Edwin Oakley's new foray into the Wine business proved to be no more successful than his previous attempts. The London Gazette of December 14, 1869, carried the following notice:
" Edwin Thomas Oakley of Magdala Street, Smithdown Road, Liverpool, County Lancaster, in lodgings, out of business, previously of Chatham Street in Liverpool aforesaid; out of business and previous thereto of No. 131 Islington in Liverpool, wine merchant, Aerated Water manufacturer, and Ale and Porter Bottler, adjudicated bankrupt October 1869.An order of discharge was granted by the County Court of Lancashire, holden at Lancaster, 10th December, 1869."
Things became progressively worse in the new decade, with Edwin's beloved wife Jane falling ill and never recovering. She contracted 'ovarian disease', and would have declined steadily over the months leading to her death in 1871.
The census of April 1871 finds the Oakley family in Crewe, Cheshire,at two different addresses.Edwin is with his terminally ill wife, Jane Elizabeth. Their three children and their servant are also in the Crewe district, but at a different address on the night of the census. The latter are at 46 Beech Street,Monks Coppenhall, which was given in documents as the Oakley address at the time, and their parents Edwin and Jane are staying in a Temperance Hotel at Crewe Station as boarders.

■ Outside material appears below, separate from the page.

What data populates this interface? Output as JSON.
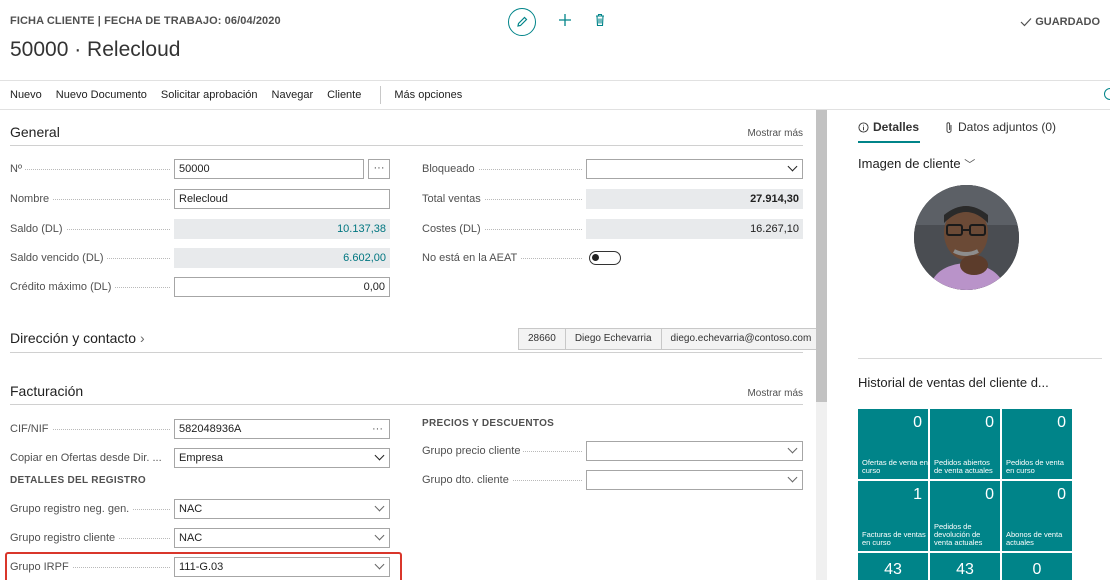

I have no idea why parents and children would be separated at this time- perhaps Jane was so very ill that she did not want the children to see her, or maybe Edwin thought that complete rest away from everything would help her.Edwin's occupation on the census return was 'land owner'.
The children, aged 11, 8 and 7, were under the care of Elizabeth Smith, a 42 year old widow from Wem, Salop, whose occupation was 'general servant' but who was obviously much more to the family as she looked after three young children who would soon be permanently without a mother in their lives.

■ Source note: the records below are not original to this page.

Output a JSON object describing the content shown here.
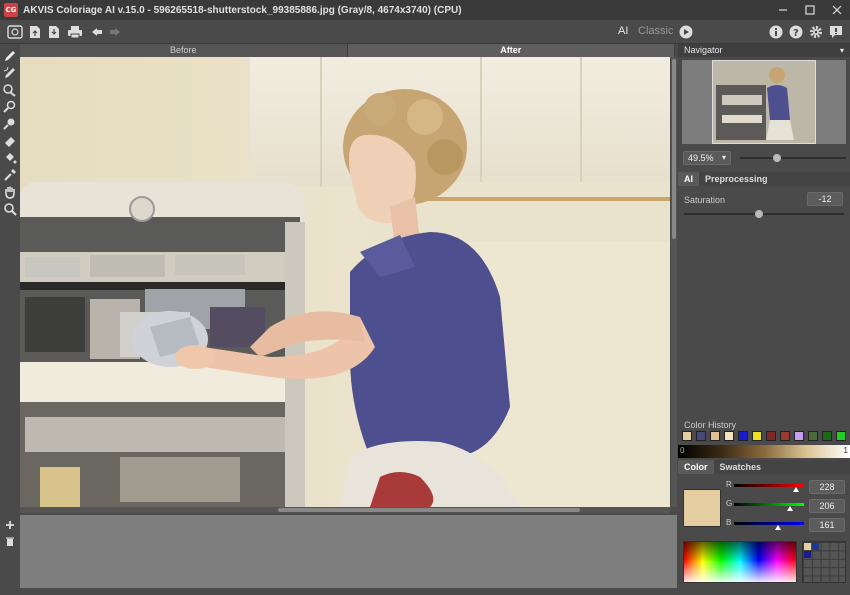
{
  "window": {
    "logo_text": "CG",
    "title": "AKVIS Coloriage AI v.15.0 - 596265518-shutterstock_99385886.jpg (Gray/8, 4674x3740) (CPU)",
    "controls": [
      "minimize-icon",
      "maximize-icon",
      "close-icon"
    ]
  },
  "toolbar": {
    "icons": [
      "open-image-icon",
      "open-file-icon",
      "save-file-icon",
      "print-icon",
      "undo-icon",
      "redo-icon"
    ],
    "mode_ai": "AI",
    "mode_classic": "Classic",
    "right_icons": [
      "run-icon",
      "info-icon",
      "help-icon",
      "settings-icon",
      "feedback-icon"
    ]
  },
  "tools": [
    "color-pencil-icon",
    "magic-pencil-icon",
    "color-brush-icon",
    "keep-color-icon",
    "eraser-icon",
    "bucket-icon",
    "eyedropper-icon",
    "hand-icon",
    "zoom-icon"
  ],
  "view_tabs": {
    "before": "Before",
    "after": "After",
    "active": "After"
  },
  "navigator": {
    "title": "Navigator",
    "zoom": "49.5%"
  },
  "settings_tabs": {
    "ai": "AI",
    "preprocessing": "Preprocessing",
    "active": "AI"
  },
  "saturation": {
    "label": "Saturation",
    "value": "-12",
    "level": 0.47
  },
  "color_history": {
    "title": "Color History",
    "swatches": [
      "#e8cfa0",
      "#4a4a7a",
      "#e0c090",
      "#f5e0c0",
      "#1a1ad0",
      "#f0e020",
      "#7a2828",
      "#9a3a30",
      "#c8a0f0",
      "#4a6a3a",
      "#1a6a1a",
      "#20d020"
    ],
    "gradient_start": "0",
    "gradient_end": "1"
  },
  "color_tabs": {
    "color": "Color",
    "swatches": "Swatches",
    "active": "Color"
  },
  "color": {
    "current": "#e4cea1",
    "r_label": "R",
    "r": "228",
    "g_label": "G",
    "g": "206",
    "b_label": "B",
    "b": "161"
  },
  "bottom_left_icons": [
    "add-icon",
    "delete-icon"
  ]
}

Jane Elizabeth Oakley returned to the family home at 46 Beech Street, and she died there , aged 33, on October 31, 1871.Her husband Edwin registered the death, and gave Jane's occupation as 'Wife of Edwin Thomas Oakley, a Gentleman'.Her cause of death was "aseites and ovarian disease'.
I cannot find where Jane Oakley was buried, which is a shame because her funeral is part of our Oakley family legend. According to my grandfather, Norman Oakley, who was told by his father Harry Meabry Oakley, Edwin Oakley was absolutely devastated by the death of his young wife. So much so, that he threw himself onto her grave, weeping, at the funeral.

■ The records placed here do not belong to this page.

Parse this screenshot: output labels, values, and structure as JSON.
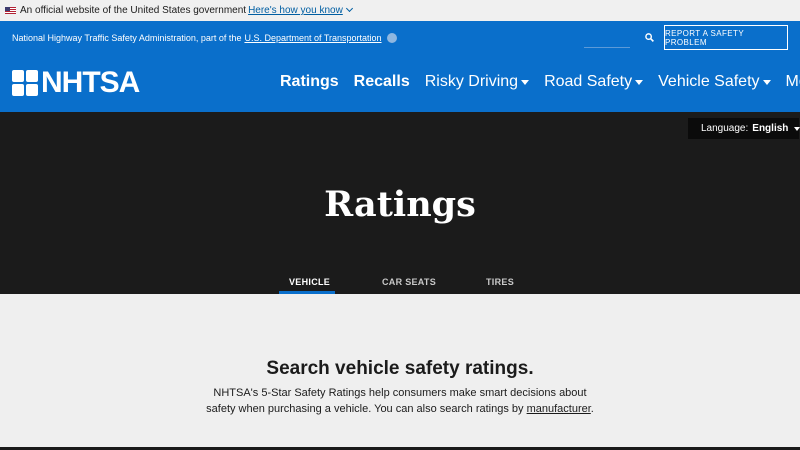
{
  "gov_banner": {
    "text": "An official website of the United States government",
    "link": "Here's how you know"
  },
  "top_strip": {
    "agency": "National Highway Traffic Safety Administration, part of the",
    "dept_link": "U.S. Department of Transportation",
    "report_button": "REPORT A SAFETY PROBLEM"
  },
  "logo": {
    "text": "NHTSA"
  },
  "nav": {
    "items": [
      {
        "label": "Ratings",
        "bold": true,
        "caret": false
      },
      {
        "label": "Recalls",
        "bold": true,
        "caret": false
      },
      {
        "label": "Risky Driving",
        "bold": false,
        "caret": true
      },
      {
        "label": "Road Safety",
        "bold": false,
        "caret": true
      },
      {
        "label": "Vehicle Safety",
        "bold": false,
        "caret": true
      },
      {
        "label": "More",
        "bold": false,
        "caret": true
      }
    ]
  },
  "language": {
    "label": "Language:",
    "value": "English"
  },
  "hero": {
    "title": "Ratings"
  },
  "tabs": [
    {
      "label": "VEHICLE",
      "active": true
    },
    {
      "label": "CAR SEATS",
      "active": false
    },
    {
      "label": "TIRES",
      "active": false
    }
  ],
  "content": {
    "heading": "Search vehicle safety ratings.",
    "desc_part1": "NHTSA's 5-Star Safety Ratings help consumers make smart decisions about safety when purchasing a vehicle. You can also search ratings by ",
    "desc_link": "manufacturer",
    "desc_end": "."
  },
  "colors": {
    "brand": "#0a6fcb",
    "dark": "#1b1b1b"
  }
}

For years I believed the next part of the story...that Harry had been totally appalled when his father, so blatantly crazy with grief over the death of Harry's mother, had remarried again within twelve moths, and that harry had taken himself off to Wales to get away from Edwin and his new wife.
A bit of investigation discredits the accuracy of this tale, although the sentiments may have been very true. Edwin DID remarry, but not for almost three years after the death of Jane Elizabeth. And Harry was only eight years old when his mother died, hardly old enough to be taking himself off anywhere! He did go to Wales, but not until he was in his teens.